• Problem details: A single number is all that's needed: how many lines in the data contain the string "Excel".

=== Begin Enclosure ===

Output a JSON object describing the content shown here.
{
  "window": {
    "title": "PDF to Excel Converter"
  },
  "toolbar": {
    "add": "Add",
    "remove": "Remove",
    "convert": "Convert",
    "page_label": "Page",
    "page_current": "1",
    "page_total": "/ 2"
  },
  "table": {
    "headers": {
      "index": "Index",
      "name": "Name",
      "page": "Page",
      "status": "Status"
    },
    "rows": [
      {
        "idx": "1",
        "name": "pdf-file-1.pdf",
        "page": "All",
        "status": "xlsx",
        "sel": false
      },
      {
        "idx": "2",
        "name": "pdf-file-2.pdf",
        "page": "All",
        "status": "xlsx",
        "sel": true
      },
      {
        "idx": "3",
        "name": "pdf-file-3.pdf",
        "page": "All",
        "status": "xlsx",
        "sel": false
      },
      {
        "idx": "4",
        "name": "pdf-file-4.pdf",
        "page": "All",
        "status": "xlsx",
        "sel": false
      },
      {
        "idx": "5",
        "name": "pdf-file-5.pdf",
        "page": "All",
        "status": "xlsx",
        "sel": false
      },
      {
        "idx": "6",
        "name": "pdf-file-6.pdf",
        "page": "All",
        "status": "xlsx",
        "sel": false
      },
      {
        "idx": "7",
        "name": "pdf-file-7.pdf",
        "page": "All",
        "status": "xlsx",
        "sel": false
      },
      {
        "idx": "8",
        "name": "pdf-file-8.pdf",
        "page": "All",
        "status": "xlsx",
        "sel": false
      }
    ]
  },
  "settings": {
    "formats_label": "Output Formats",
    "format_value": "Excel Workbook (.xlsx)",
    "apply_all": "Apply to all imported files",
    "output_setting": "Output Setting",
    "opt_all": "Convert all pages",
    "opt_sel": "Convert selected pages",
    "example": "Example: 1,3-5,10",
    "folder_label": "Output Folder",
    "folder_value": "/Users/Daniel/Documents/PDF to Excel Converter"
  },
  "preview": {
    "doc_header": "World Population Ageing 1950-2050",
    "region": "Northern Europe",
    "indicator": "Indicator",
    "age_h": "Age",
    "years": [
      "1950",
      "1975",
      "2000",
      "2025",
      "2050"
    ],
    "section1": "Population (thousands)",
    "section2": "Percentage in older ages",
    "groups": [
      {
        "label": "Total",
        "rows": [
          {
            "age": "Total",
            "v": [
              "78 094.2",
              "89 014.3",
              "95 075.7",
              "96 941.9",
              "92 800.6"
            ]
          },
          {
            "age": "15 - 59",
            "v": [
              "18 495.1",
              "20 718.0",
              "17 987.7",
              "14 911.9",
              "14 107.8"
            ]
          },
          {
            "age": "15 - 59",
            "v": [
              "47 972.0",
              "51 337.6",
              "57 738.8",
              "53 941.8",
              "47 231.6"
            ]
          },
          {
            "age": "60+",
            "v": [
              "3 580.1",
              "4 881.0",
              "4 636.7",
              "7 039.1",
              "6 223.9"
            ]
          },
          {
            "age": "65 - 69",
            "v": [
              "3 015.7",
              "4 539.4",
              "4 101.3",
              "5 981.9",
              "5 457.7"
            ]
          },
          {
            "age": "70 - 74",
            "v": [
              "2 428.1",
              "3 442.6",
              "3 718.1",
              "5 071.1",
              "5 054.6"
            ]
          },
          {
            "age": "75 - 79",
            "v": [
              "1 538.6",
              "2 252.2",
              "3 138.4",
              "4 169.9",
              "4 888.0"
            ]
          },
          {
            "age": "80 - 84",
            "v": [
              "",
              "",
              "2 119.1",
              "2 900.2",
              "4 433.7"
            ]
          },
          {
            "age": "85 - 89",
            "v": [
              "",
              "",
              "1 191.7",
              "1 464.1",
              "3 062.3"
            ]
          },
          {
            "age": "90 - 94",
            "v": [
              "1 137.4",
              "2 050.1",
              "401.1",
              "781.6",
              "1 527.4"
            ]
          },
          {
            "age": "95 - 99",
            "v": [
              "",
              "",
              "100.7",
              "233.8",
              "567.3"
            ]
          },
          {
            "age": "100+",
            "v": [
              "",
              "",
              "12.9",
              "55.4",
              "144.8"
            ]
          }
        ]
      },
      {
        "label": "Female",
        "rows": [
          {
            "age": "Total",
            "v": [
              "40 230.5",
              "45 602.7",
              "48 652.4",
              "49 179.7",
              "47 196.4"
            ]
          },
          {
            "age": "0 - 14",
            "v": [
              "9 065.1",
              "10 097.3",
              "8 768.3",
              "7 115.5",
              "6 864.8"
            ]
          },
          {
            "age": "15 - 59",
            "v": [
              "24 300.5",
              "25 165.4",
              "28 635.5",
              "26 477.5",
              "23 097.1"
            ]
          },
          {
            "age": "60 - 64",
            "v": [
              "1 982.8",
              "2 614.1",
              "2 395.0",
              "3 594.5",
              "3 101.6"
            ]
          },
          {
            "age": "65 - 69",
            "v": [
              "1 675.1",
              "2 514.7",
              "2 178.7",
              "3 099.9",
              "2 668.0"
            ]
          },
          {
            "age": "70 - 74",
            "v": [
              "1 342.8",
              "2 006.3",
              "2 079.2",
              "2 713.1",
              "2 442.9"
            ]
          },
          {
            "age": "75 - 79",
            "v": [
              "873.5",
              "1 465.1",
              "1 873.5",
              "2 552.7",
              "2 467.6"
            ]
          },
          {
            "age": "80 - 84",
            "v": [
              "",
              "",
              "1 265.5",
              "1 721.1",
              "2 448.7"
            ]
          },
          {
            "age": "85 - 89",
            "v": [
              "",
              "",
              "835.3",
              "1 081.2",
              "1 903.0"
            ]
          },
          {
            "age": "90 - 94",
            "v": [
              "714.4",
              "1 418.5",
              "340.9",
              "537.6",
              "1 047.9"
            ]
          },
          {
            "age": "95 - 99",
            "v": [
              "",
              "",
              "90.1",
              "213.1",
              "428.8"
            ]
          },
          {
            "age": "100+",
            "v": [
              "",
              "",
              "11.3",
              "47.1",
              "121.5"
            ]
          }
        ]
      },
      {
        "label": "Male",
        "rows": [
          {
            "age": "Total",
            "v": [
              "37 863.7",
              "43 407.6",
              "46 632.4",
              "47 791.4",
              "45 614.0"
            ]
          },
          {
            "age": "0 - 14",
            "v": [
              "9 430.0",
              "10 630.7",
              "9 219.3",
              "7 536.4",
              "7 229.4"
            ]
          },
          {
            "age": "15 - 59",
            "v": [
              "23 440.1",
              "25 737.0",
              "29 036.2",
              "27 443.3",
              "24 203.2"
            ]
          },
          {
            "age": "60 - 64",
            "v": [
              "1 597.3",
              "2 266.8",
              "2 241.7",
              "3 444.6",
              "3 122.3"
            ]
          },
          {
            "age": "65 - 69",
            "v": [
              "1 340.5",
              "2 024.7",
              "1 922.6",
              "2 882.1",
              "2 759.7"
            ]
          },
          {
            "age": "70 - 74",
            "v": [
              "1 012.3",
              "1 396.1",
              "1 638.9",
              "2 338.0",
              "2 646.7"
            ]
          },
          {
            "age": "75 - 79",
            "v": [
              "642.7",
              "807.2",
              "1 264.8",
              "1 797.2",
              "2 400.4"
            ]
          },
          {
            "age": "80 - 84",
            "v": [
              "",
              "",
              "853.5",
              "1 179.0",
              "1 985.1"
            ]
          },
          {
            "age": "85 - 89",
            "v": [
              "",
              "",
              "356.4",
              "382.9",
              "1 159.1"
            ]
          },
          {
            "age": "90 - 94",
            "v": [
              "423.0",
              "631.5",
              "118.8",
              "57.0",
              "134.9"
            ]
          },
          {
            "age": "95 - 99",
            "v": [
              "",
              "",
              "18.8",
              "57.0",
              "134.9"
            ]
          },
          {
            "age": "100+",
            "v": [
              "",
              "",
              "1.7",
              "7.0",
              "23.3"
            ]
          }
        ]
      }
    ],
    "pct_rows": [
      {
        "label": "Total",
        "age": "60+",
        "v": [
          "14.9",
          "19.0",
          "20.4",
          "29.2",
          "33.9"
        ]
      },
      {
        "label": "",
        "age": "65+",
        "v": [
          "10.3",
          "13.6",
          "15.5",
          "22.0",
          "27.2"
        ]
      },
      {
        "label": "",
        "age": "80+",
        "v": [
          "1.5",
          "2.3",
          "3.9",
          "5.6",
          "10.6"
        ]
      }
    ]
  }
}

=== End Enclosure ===

• Output of the task: 3